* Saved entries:
[Start of Attachment]
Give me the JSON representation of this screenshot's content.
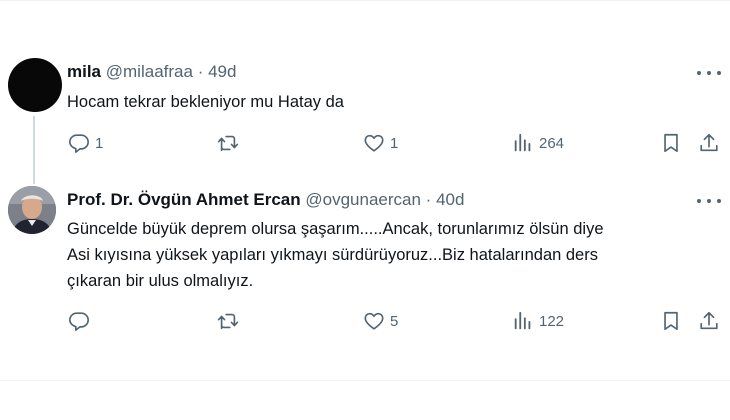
{
  "tweets": [
    {
      "name": "mila",
      "handle": "@milaafraa",
      "separator": "·",
      "time": "49d",
      "text": "Hocam tekrar bekleniyor mu Hatay da",
      "avatar_color": "#080808",
      "actions": {
        "replies": "1",
        "retweets": "",
        "likes": "1",
        "views": "264"
      }
    },
    {
      "name": "Prof. Dr. Övgün Ahmet Ercan",
      "handle": "@ovgunaercan",
      "separator": "·",
      "time": "40d",
      "text_lines": [
        "Güncelde büyük deprem olursa şaşarım.....Ancak, torunlarımız ölsün diye",
        "Asi kıyısına yüksek yapıları yıkmayı sürdürüyoruz...Biz hatalarından ders",
        "çıkaran bir ulus olmalıyız."
      ],
      "actions": {
        "replies": "",
        "retweets": "",
        "likes": "5",
        "views": "122"
      }
    }
  ],
  "icons": {
    "reply": "reply-icon",
    "retweet": "retweet-icon",
    "like": "heart-icon",
    "views": "views-icon",
    "bookmark": "bookmark-icon",
    "share": "share-icon",
    "more": "more-icon"
  },
  "colors": {
    "text": "#0f1419",
    "secondary": "#536471",
    "thread_line": "#cfd9de",
    "divider": "#eff3f4"
  }
}
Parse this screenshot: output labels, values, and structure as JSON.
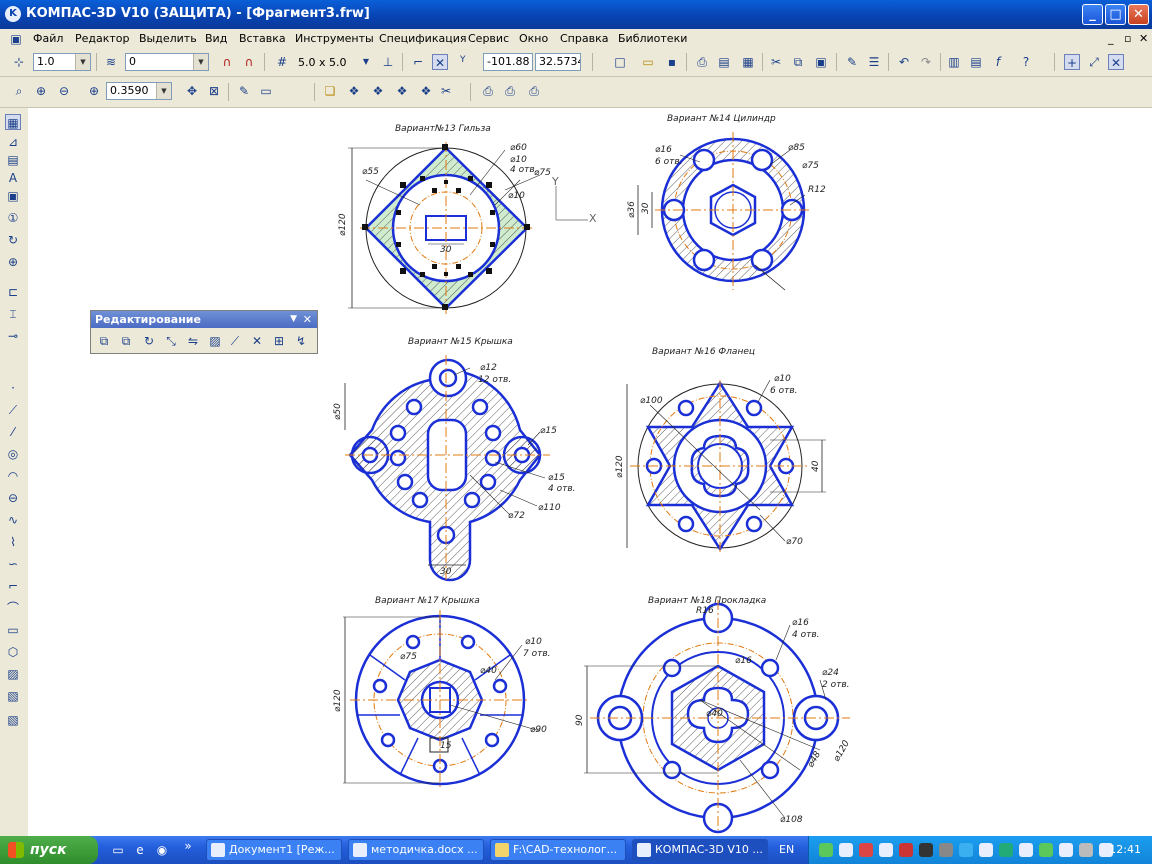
{
  "window": {
    "title": "КОМПАС-3D V10 (ЗАЩИТА) - [Фрагмент3.frw]",
    "minimize": "_",
    "maximize": "□",
    "close": "✕"
  },
  "menu": [
    "Файл",
    "Редактор",
    "Выделить",
    "Вид",
    "Вставка",
    "Инструменты",
    "Спецификация",
    "Сервис",
    "Окно",
    "Справка",
    "Библиотеки"
  ],
  "mdi_controls": [
    "_",
    "▫",
    "✕"
  ],
  "toolbar1": {
    "step": "1.0",
    "layer": "0",
    "grid": "5.0 x 5.0",
    "coord_x": "-101.88",
    "coord_y": "32.5734"
  },
  "toolbar2": {
    "zoom": "0.3590"
  },
  "palette": {
    "title": "Редактирование"
  },
  "drawings": {
    "v13": {
      "title": "Вариант№13  Гильза",
      "d60": "⌀60",
      "d10": "⌀10",
      "n4": "4 отв.",
      "d75": "⌀75",
      "d55": "⌀55",
      "d120": "⌀120",
      "w30": "30",
      "d10b": "⌀10"
    },
    "v14": {
      "title": "Вариант №14  Цилиндр",
      "d16": "⌀16",
      "n6": "6 отв.",
      "d85": "⌀85",
      "d75": "⌀75",
      "r12": "R12",
      "d36": "⌀36",
      "w30": "30"
    },
    "v15": {
      "title": "Вариант №15 Крышка",
      "d12": "⌀12",
      "n12": "12 отв.",
      "d50": "⌀50",
      "d15": "⌀15",
      "d15b": "⌀15",
      "n4": "4 отв.",
      "d110": "⌀110",
      "d72": "⌀72",
      "w30": "30"
    },
    "v16": {
      "title": "Вариант №16   Фланец",
      "d10": "⌀10",
      "n6": "6 отв.",
      "d100": "⌀100",
      "d120": "⌀120",
      "w40": "40",
      "d70": "⌀70"
    },
    "v17": {
      "title": "Вариант №17    Крышка",
      "d10": "⌀10",
      "n7": "7 отв.",
      "d75": "⌀75",
      "d40": "⌀40",
      "d120": "⌀120",
      "d90": "⌀90",
      "d15": "15"
    },
    "v18": {
      "title": "Вариант №18   Прокладка",
      "r16": "R16",
      "d16": "⌀16",
      "n4": "4 отв.",
      "d16b": "⌀16",
      "d24": "⌀24",
      "n2": "2 отв.",
      "w90": "90",
      "d120": "⌀120",
      "d40": "⌀40",
      "d48": "⌀48",
      "d108": "⌀108"
    }
  },
  "axes": {
    "y": "Y",
    "x": "X"
  },
  "taskbar": {
    "start": "пуск",
    "tasks": [
      "Документ1 [Реж...",
      "методичка.docx ...",
      "F:\\CAD-технолог...",
      "КОМПАС-3D V10 ..."
    ],
    "lang": "EN",
    "clock": "12:41"
  }
}
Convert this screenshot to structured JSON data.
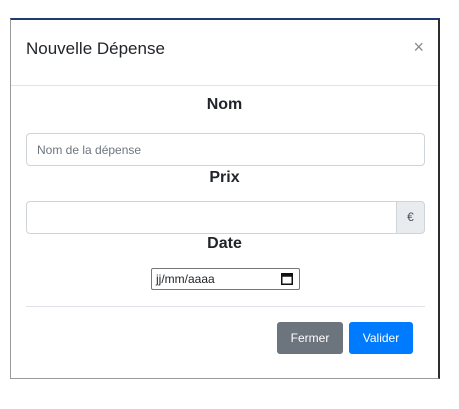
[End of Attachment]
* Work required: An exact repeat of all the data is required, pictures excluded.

* Answer space:
Give me the JSON representation of this screenshot's content.
{
  "tweets": [
    {
      "name": "mila",
      "handle": "@milaafraa",
      "separator": "·",
      "time": "49d",
      "text": "Hocam tekrar bekleniyor mu Hatay da",
      "avatar_color": "#080808",
      "actions": {
        "replies": "1",
        "retweets": "",
        "likes": "1",
        "views": "264"
      }
    },
    {
      "name": "Prof. Dr. Övgün Ahmet Ercan",
      "handle": "@ovgunaercan",
      "separator": "·",
      "time": "40d",
      "text_lines": [
        "Güncelde büyük deprem olursa şaşarım.....Ancak, torunlarımız ölsün diye",
        "Asi kıyısına yüksek yapıları yıkmayı sürdürüyoruz...Biz hatalarından ders",
        "çıkaran bir ulus olmalıyız."
      ],
      "actions": {
        "replies": "",
        "retweets": "",
        "likes": "5",
        "views": "122"
      }
    }
  ],
  "icons": {
    "reply": "reply-icon",
    "retweet": "retweet-icon",
    "like": "heart-icon",
    "views": "views-icon",
    "bookmark": "bookmark-icon",
    "share": "share-icon",
    "more": "more-icon"
  },
  "colors": {
    "text": "#0f1419",
    "secondary": "#536471",
    "thread_line": "#cfd9de",
    "divider": "#eff3f4"
  }
}
Parse this screenshot: output labels, values, and structure as JSON.
{
  "window": {
    "title": "КОМПАС-3D V10 (ЗАЩИТА) - [Фрагмент3.frw]",
    "minimize": "_",
    "maximize": "□",
    "close": "✕"
  },
  "menu": [
    "Файл",
    "Редактор",
    "Выделить",
    "Вид",
    "Вставка",
    "Инструменты",
    "Спецификация",
    "Сервис",
    "Окно",
    "Справка",
    "Библиотеки"
  ],
  "mdi_controls": [
    "_",
    "▫",
    "✕"
  ],
  "toolbar1": {
    "step": "1.0",
    "layer": "0",
    "grid": "5.0 x 5.0",
    "coord_x": "-101.88",
    "coord_y": "32.5734"
  },
  "toolbar2": {
    "zoom": "0.3590"
  },
  "palette": {
    "title": "Редактирование"
  },
  "drawings": {
    "v13": {
      "title": "Вариант№13  Гильза",
      "d60": "⌀60",
      "d10": "⌀10",
      "n4": "4 отв.",
      "d75": "⌀75",
      "d55": "⌀55",
      "d120": "⌀120",
      "w30": "30",
      "d10b": "⌀10"
    },
    "v14": {
      "title": "Вариант №14  Цилиндр",
      "d16": "⌀16",
      "n6": "6 отв.",
      "d85": "⌀85",
      "d75": "⌀75",
      "r12": "R12",
      "d36": "⌀36",
      "w30": "30"
    },
    "v15": {
      "title": "Вариант №15 Крышка",
      "d12": "⌀12",
      "n12": "12 отв.",
      "d50": "⌀50",
      "d15": "⌀15",
      "d15b": "⌀15",
      "n4": "4 отв.",
      "d110": "⌀110",
      "d72": "⌀72",
      "w30": "30"
    },
    "v16": {
      "title": "Вариант №16   Фланец",
      "d10": "⌀10",
      "n6": "6 отв.",
      "d100": "⌀100",
      "d120": "⌀120",
      "w40": "40",
      "d70": "⌀70"
    },
    "v17": {
      "title": "Вариант №17    Крышка",
      "d10": "⌀10",
      "n7": "7 отв.",
      "d75": "⌀75",
      "d40": "⌀40",
      "d120": "⌀120",
      "d90": "⌀90",
      "d15": "15"
    },
    "v18": {
      "title": "Вариант №18   Прокладка",
      "r16": "R16",
      "d16": "⌀16",
      "n4": "4 отв.",
      "d16b": "⌀16",
      "d24": "⌀24",
      "n2": "2 отв.",
      "w90": "90",
      "d120": "⌀120",
      "d40": "⌀40",
      "d48": "⌀48",
      "d108": "⌀108"
    }
  },
  "axes": {
    "y": "Y",
    "x": "X"
  },
  "taskbar": {
    "start": "пуск",
    "tasks": [
      "Документ1 [Реж...",
      "методичка.docx ...",
      "F:\\CAD-технолог...",
      "КОМПАС-3D V10 ..."
    ],
    "lang": "EN",
    "clock": "12:41"
  }
}
Convert this screenshot to structured JSON data.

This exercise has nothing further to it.